When Bloomberg Businessweek started ranking undergraduate business programs, in 2006, only 55 percent of students reported having at least one business-related internship. For the Class of 2013, that number has jumped to 73 percent, and at many schools, it’s much higher. Today we look at the 10 undergraduate business programs where the most students boast that highly valuable internship experience, led by Northeastern University’s D’Amore-McKim School of Business.

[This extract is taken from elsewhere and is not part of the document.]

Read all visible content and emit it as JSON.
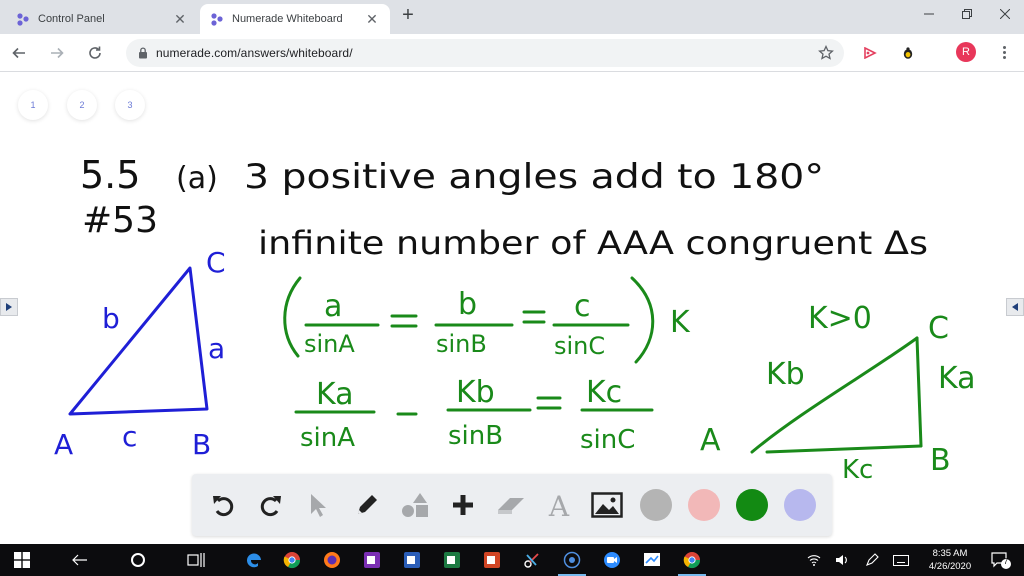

For more than a century, Northeastern has offered a cooperative experience, or co-op, program in which students get at least a year of relevant work experience before they graduate, broken up into two or three six-month cycles. The business school works with more than 600 companies, including General Electric (GE), PricewaterhouseCoopers, Staples (SPLS), and Ernst & Young, to make sure each student who wants a co-op gets one. Co-op cycles run from January to June and July to December. Most students graduate with at least two.